━━━ Exercise input ━━━
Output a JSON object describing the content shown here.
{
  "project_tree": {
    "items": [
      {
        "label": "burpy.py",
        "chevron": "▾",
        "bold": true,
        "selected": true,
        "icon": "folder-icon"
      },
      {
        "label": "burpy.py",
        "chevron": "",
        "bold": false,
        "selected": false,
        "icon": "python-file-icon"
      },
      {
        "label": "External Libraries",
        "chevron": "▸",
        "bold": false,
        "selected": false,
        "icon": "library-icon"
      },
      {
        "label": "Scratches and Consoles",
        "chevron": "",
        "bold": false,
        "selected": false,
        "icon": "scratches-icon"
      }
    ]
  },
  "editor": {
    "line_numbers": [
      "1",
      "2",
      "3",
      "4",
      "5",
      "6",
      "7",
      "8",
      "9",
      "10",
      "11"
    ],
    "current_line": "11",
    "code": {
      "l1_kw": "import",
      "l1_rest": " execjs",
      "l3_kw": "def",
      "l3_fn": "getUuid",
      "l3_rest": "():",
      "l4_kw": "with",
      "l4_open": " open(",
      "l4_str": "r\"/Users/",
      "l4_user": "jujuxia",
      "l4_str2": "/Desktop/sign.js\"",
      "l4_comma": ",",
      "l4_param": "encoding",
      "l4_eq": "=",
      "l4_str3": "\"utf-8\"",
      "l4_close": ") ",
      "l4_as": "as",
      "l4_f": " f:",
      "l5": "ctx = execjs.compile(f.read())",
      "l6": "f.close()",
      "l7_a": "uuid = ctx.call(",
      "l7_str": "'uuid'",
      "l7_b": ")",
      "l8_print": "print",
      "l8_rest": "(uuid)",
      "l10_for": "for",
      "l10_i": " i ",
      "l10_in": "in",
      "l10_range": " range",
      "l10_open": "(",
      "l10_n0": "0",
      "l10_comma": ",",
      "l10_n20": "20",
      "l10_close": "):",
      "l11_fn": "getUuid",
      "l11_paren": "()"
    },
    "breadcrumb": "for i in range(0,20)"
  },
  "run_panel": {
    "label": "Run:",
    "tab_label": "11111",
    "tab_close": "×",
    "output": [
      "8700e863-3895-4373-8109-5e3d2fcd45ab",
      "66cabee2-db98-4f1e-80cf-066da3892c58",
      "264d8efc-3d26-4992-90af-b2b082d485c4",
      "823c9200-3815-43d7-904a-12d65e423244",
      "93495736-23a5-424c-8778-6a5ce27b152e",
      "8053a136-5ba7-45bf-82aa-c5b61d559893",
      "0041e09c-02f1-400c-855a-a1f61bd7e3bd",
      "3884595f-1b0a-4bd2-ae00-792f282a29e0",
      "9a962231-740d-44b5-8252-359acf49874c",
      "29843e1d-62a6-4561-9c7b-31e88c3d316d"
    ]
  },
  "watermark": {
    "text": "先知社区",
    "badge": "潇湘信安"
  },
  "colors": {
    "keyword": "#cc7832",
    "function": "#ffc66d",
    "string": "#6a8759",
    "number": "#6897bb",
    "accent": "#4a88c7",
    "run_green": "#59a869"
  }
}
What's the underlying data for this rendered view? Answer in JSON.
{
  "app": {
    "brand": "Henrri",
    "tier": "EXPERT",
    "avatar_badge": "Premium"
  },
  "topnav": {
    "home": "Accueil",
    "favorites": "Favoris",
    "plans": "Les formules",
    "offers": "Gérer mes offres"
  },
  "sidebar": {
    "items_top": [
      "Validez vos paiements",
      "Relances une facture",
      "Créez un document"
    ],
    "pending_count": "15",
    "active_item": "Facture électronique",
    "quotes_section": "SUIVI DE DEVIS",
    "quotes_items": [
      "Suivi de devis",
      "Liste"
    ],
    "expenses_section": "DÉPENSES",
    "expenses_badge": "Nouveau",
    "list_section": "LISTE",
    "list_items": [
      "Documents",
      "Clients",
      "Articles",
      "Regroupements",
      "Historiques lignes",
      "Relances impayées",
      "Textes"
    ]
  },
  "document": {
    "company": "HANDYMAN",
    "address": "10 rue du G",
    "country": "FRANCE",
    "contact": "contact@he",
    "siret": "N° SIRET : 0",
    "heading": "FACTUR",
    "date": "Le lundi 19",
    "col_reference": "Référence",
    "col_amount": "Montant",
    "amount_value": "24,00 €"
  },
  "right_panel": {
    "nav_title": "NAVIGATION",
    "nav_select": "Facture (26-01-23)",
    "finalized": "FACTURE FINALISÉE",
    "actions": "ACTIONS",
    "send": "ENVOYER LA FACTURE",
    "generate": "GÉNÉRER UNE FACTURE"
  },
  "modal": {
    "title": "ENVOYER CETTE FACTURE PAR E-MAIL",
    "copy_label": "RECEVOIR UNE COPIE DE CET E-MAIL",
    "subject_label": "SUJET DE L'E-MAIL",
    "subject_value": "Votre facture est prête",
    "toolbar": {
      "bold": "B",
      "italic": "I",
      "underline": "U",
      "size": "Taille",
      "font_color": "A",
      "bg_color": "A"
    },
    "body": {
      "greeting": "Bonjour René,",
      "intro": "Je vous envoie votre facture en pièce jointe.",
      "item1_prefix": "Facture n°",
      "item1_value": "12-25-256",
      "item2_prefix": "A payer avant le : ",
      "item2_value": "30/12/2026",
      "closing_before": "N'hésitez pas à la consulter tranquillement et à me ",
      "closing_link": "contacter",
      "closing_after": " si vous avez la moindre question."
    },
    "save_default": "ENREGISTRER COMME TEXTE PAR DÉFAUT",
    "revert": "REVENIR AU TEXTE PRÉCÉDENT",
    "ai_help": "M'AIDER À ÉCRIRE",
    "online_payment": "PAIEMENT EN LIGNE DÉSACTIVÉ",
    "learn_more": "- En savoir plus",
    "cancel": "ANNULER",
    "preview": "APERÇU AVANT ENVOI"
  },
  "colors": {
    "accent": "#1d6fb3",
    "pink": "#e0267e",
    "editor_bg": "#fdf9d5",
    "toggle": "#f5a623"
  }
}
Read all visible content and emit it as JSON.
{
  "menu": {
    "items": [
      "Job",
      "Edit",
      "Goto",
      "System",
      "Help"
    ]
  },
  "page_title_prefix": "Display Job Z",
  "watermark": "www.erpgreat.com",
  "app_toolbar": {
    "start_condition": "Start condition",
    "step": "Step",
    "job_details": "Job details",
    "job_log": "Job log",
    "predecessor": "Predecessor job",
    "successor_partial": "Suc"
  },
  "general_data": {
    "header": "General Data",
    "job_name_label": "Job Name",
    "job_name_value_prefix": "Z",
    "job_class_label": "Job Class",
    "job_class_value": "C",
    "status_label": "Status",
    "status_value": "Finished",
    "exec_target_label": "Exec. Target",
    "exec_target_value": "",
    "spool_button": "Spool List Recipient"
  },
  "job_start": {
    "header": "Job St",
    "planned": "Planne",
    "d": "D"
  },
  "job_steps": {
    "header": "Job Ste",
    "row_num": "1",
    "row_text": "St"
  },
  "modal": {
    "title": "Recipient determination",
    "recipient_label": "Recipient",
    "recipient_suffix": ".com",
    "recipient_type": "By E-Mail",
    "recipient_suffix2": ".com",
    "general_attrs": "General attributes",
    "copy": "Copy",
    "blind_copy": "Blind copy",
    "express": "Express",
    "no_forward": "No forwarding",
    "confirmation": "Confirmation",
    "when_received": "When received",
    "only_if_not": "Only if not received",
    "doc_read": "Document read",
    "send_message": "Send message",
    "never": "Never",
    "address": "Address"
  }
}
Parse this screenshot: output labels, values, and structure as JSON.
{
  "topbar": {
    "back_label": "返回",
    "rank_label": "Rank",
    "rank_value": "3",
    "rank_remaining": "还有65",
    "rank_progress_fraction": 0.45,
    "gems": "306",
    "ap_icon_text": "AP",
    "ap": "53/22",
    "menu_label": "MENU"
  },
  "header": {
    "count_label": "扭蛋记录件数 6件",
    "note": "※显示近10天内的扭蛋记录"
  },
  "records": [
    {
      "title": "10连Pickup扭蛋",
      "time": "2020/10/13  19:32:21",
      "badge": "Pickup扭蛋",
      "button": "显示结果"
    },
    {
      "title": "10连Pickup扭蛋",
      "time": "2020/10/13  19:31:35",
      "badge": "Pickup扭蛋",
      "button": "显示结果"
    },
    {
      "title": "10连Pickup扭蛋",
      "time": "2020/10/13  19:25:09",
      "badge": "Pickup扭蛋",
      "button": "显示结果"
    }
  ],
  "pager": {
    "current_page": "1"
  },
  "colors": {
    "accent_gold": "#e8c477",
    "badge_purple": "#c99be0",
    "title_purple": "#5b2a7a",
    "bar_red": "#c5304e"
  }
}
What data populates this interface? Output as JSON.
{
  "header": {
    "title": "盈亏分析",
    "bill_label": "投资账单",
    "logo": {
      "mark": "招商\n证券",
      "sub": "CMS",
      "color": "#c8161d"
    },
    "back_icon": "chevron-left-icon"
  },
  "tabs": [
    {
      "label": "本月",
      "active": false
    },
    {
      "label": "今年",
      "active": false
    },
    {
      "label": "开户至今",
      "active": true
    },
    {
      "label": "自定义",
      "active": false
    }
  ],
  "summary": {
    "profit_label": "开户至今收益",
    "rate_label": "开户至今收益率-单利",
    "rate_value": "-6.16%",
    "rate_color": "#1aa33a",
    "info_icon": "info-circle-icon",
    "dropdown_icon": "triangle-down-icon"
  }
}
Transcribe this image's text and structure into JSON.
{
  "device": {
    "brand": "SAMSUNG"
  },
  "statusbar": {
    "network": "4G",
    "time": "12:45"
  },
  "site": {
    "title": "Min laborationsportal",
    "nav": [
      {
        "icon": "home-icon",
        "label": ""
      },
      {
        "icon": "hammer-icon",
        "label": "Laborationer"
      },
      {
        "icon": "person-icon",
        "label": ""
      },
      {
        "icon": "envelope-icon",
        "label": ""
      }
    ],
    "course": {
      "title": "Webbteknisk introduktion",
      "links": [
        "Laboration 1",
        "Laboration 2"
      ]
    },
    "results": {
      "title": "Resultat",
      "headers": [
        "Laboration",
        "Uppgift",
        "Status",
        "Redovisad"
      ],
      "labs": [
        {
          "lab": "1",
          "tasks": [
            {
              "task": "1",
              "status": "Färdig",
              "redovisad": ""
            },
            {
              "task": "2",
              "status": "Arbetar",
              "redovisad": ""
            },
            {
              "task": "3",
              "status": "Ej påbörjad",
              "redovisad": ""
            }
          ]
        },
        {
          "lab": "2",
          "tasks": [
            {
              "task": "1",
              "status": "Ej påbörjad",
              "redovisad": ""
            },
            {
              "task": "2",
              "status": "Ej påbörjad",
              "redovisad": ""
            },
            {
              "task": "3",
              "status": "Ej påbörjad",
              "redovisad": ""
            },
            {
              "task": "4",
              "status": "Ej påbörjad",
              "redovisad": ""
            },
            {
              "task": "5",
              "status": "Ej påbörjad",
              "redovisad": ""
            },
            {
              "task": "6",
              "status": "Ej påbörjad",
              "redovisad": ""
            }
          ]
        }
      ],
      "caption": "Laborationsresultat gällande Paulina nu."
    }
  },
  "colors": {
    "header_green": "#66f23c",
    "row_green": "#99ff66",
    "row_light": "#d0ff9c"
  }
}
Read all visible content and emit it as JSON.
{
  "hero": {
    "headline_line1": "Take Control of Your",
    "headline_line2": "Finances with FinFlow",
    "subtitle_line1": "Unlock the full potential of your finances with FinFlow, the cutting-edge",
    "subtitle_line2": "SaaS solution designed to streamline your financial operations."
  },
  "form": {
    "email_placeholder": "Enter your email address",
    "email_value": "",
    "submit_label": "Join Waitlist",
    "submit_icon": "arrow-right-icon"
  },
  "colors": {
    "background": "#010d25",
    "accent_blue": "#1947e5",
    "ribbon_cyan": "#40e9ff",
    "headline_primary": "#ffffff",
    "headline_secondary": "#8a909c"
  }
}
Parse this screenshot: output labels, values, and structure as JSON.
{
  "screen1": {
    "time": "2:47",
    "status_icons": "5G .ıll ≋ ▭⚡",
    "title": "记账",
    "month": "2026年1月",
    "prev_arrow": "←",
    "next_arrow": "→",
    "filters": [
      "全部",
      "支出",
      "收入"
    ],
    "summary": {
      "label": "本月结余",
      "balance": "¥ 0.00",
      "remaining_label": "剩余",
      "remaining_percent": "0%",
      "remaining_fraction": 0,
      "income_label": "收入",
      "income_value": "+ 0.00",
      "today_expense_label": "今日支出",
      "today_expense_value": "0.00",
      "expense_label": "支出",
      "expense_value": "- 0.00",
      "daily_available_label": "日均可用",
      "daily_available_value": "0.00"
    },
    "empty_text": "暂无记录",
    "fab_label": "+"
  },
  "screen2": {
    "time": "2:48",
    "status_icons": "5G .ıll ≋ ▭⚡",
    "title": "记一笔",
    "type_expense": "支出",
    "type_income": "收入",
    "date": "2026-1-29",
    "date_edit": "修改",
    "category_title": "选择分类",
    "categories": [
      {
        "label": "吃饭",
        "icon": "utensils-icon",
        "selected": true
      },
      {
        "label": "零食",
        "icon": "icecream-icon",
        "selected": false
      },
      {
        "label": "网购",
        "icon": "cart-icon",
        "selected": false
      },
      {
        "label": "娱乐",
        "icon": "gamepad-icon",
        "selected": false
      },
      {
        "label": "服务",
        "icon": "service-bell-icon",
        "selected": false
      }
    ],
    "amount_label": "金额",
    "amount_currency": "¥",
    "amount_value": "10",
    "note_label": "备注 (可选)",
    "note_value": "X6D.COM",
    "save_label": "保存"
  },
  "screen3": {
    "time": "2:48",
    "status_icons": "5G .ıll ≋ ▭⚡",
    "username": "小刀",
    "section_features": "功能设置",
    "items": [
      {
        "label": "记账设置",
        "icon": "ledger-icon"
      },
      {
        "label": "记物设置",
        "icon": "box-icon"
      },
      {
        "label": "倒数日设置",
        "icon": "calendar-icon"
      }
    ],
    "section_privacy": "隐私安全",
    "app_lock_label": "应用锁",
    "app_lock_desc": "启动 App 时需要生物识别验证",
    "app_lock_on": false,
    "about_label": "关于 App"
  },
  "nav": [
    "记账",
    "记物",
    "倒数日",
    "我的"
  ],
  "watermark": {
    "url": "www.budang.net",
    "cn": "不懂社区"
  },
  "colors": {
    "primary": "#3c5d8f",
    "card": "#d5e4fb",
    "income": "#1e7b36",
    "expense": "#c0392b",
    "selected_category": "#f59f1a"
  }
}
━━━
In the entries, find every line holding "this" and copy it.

*The completed task*:
What's the underlying data for this rendered view? Answer in JSON.
Parse this screenshot: output labels, values, and structure as JSON.
What data populates this interface? Output as JSON.
Transcribe this image's text and structure into JSON.
Parse this screenshot: output labels, values, and structure as JSON.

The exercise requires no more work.